YOUR ASSIGNMENT
Leaving out every line that comes before the one containing "What data populates", output the rest of the records exactly, the final line included.
********************
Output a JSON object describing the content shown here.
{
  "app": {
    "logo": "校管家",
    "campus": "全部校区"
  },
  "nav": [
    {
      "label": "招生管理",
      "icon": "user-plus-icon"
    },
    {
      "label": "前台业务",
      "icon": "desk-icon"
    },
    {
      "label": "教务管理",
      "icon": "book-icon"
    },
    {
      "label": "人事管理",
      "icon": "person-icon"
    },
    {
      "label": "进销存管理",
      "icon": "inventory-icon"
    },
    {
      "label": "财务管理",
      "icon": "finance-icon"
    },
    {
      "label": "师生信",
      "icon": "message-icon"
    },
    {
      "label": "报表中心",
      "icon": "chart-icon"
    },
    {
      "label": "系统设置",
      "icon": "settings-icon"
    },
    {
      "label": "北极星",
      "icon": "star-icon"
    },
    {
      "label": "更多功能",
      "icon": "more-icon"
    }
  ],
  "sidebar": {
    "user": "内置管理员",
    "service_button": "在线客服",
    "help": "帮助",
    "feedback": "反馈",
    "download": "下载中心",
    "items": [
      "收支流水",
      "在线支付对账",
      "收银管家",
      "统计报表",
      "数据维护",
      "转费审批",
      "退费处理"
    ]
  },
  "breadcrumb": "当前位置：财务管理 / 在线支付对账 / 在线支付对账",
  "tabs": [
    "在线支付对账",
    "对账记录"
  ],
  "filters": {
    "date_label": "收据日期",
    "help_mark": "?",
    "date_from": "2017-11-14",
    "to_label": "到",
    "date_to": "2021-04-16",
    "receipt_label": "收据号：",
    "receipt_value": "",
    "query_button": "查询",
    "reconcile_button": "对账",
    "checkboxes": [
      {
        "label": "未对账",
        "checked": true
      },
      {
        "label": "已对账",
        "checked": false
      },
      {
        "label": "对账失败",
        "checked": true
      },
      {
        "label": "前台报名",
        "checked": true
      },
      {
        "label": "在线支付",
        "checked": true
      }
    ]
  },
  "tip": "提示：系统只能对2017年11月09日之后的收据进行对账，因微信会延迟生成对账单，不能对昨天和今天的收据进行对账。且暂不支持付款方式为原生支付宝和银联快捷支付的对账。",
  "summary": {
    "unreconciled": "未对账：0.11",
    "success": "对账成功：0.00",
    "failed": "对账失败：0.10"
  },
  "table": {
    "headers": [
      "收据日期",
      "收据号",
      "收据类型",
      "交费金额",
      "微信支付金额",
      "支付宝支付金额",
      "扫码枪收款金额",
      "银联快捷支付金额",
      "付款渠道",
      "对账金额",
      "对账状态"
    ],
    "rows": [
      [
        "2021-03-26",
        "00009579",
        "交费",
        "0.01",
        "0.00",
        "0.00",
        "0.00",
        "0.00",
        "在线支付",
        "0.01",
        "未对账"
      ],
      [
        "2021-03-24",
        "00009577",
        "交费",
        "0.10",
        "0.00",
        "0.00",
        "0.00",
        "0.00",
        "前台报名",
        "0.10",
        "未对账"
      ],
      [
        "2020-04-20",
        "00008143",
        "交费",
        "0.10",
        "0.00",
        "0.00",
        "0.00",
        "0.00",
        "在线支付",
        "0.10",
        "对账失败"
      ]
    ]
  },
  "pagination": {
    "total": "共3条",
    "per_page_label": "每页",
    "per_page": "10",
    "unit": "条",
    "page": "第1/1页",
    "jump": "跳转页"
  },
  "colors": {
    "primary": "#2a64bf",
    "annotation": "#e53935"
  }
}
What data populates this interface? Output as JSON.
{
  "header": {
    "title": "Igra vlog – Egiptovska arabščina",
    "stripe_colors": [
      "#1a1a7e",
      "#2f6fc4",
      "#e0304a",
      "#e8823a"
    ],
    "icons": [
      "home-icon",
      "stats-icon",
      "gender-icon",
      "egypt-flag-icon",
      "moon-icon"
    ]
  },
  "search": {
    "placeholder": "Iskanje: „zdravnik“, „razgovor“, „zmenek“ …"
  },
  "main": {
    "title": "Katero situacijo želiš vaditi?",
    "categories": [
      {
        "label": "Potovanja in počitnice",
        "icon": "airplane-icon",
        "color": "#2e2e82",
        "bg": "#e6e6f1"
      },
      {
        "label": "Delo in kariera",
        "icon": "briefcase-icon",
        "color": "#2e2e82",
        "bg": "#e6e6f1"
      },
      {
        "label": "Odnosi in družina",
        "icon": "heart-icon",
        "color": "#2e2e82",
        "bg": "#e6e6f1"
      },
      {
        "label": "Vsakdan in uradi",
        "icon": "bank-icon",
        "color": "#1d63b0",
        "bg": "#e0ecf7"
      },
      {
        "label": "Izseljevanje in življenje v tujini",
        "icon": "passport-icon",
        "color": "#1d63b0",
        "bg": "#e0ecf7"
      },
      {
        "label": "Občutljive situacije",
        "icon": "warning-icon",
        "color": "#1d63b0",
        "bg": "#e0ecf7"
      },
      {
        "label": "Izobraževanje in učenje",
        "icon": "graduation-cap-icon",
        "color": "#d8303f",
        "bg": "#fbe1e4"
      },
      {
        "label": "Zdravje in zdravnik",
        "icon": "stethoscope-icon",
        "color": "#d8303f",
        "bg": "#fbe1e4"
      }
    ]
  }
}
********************
RESPONSE
What data populates this interface? Output as JSON.
{
  "header": {
    "title": "Igra vlog – Egiptovska arabščina",
    "stripe_colors": [
      "#1a1a7e",
      "#2f6fc4",
      "#e0304a",
      "#e8823a"
    ],
    "icons": [
      "home-icon",
      "stats-icon",
      "gender-icon",
      "egypt-flag-icon",
      "moon-icon"
    ]
  },
  "search": {
    "placeholder": "Iskanje: „zdravnik“, „razgovor“, „zmenek“ …"
  },
  "main": {
    "title": "Katero situacijo želiš vaditi?",
    "categories": [
      {
        "label": "Potovanja in počitnice",
        "icon": "airplane-icon",
        "color": "#2e2e82",
        "bg": "#e6e6f1"
      },
      {
        "label": "Delo in kariera",
        "icon": "briefcase-icon",
        "color": "#2e2e82",
        "bg": "#e6e6f1"
      },
      {
        "label": "Odnosi in družina",
        "icon": "heart-icon",
        "color": "#2e2e82",
        "bg": "#e6e6f1"
      },
      {
        "label": "Vsakdan in uradi",
        "icon": "bank-icon",
        "color": "#1d63b0",
        "bg": "#e0ecf7"
      },
      {
        "label": "Izseljevanje in življenje v tujini",
        "icon": "passport-icon",
        "color": "#1d63b0",
        "bg": "#e0ecf7"
      },
      {
        "label": "Občutljive situacije",
        "icon": "warning-icon",
        "color": "#1d63b0",
        "bg": "#e0ecf7"
      },
      {
        "label": "Izobraževanje in učenje",
        "icon": "graduation-cap-icon",
        "color": "#d8303f",
        "bg": "#fbe1e4"
      },
      {
        "label": "Zdravje in zdravnik",
        "icon": "stethoscope-icon",
        "color": "#d8303f",
        "bg": "#fbe1e4"
      }
    ]
  }
}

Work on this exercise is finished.